- _Task_:
Filter out all lines without the word "dreamy" from the data below, please, and copy the rest.

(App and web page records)
↓
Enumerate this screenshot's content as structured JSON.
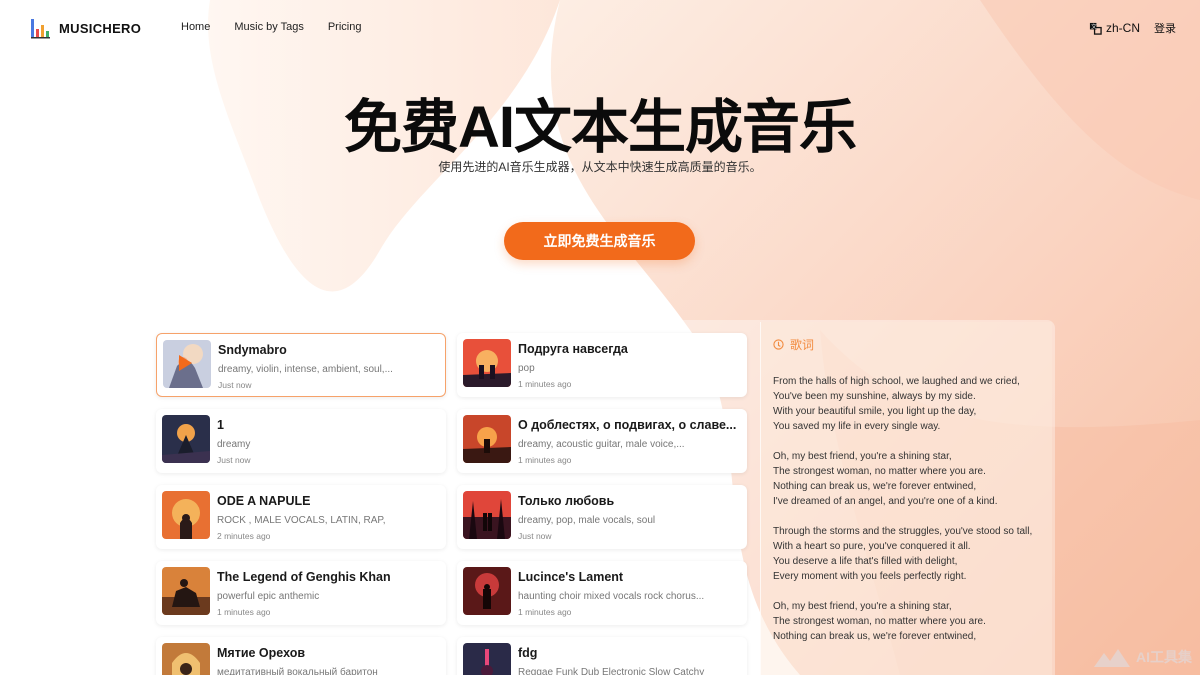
{
  "brand": {
    "name": "MUSICHERO"
  },
  "nav": {
    "items": [
      "Home",
      "Music by Tags",
      "Pricing"
    ]
  },
  "header": {
    "language": "zh-CN",
    "login_label": "登录"
  },
  "hero": {
    "title": "免费AI文本生成音乐",
    "subtitle": "使用先进的AI音乐生成器，从文本中快速生成高质量的音乐。",
    "cta_label": "立即免费生成音乐"
  },
  "songs_left": [
    {
      "title": "Sndymabro",
      "tags": "dreamy, violin, intense, ambient, soul,...",
      "time": "Just now"
    },
    {
      "title": "1",
      "tags": "dreamy",
      "time": "Just now"
    },
    {
      "title": "ODE A NAPULE",
      "tags": "ROCK , MALE VOCALS, LATIN, RAP,",
      "time": "2 minutes ago"
    },
    {
      "title": "The Legend of Genghis Khan",
      "tags": "powerful epic anthemic",
      "time": "1 minutes ago"
    },
    {
      "title": "Мятие Орехов",
      "tags": "медитативный вокальный баритон",
      "time": ""
    }
  ],
  "songs_right": [
    {
      "title": "Подруга навсегда",
      "tags": "pop",
      "time": "1 minutes ago"
    },
    {
      "title": "О доблестях, о подвигах, о славе...",
      "tags": "dreamy, acoustic guitar, male voice,...",
      "time": "1 minutes ago"
    },
    {
      "title": "Только любовь",
      "tags": "dreamy, pop, male vocals, soul",
      "time": "Just now"
    },
    {
      "title": "Lucince's Lament",
      "tags": "haunting choir mixed vocals rock chorus...",
      "time": "1 minutes ago"
    },
    {
      "title": "fdg",
      "tags": "Reggae Funk Dub Electronic Slow Catchy",
      "time": ""
    }
  ],
  "lyrics": {
    "label": "歌词",
    "text": "From the halls of high school, we laughed and we cried,\nYou've been my sunshine, always by my side.\nWith your beautiful smile, you light up the day,\nYou saved my life in every single way.\n\nOh, my best friend, you're a shining star,\nThe strongest woman, no matter where you are.\nNothing can break us, we're forever entwined,\nI've dreamed of an angel, and you're one of a kind.\n\nThrough the storms and the struggles, you've stood so tall,\nWith a heart so pure, you've conquered it all.\nYou deserve a life that's filled with delight,\nEvery moment with you feels perfectly right.\n\nOh, my best friend, you're a shining star,\nThe strongest woman, no matter where you are.\nNothing can break us, we're forever entwined,"
  },
  "watermark": {
    "text": "AI工具集"
  },
  "colors": {
    "accent": "#f26a1b",
    "selected_border": "#f6a26a",
    "lyrics_label": "#f28a3e"
  }
}
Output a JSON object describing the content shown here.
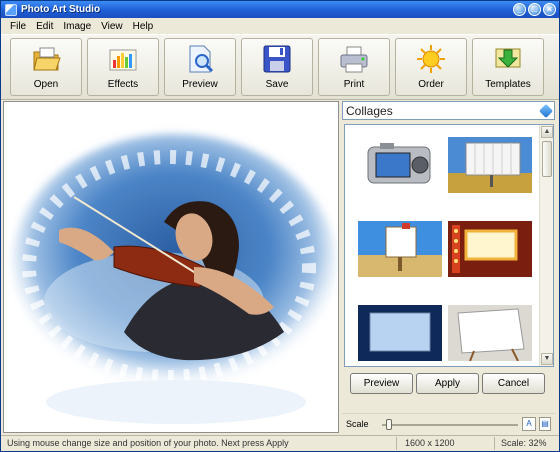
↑
- _Answer to this task_:
      "tags": "dreamy, violin, intense, ambient, soul,...",
      "tags": "dreamy",
      "tags": "dreamy, acoustic guitar, male voice,...",
      "tags": "dreamy, pop, male vocals, soul",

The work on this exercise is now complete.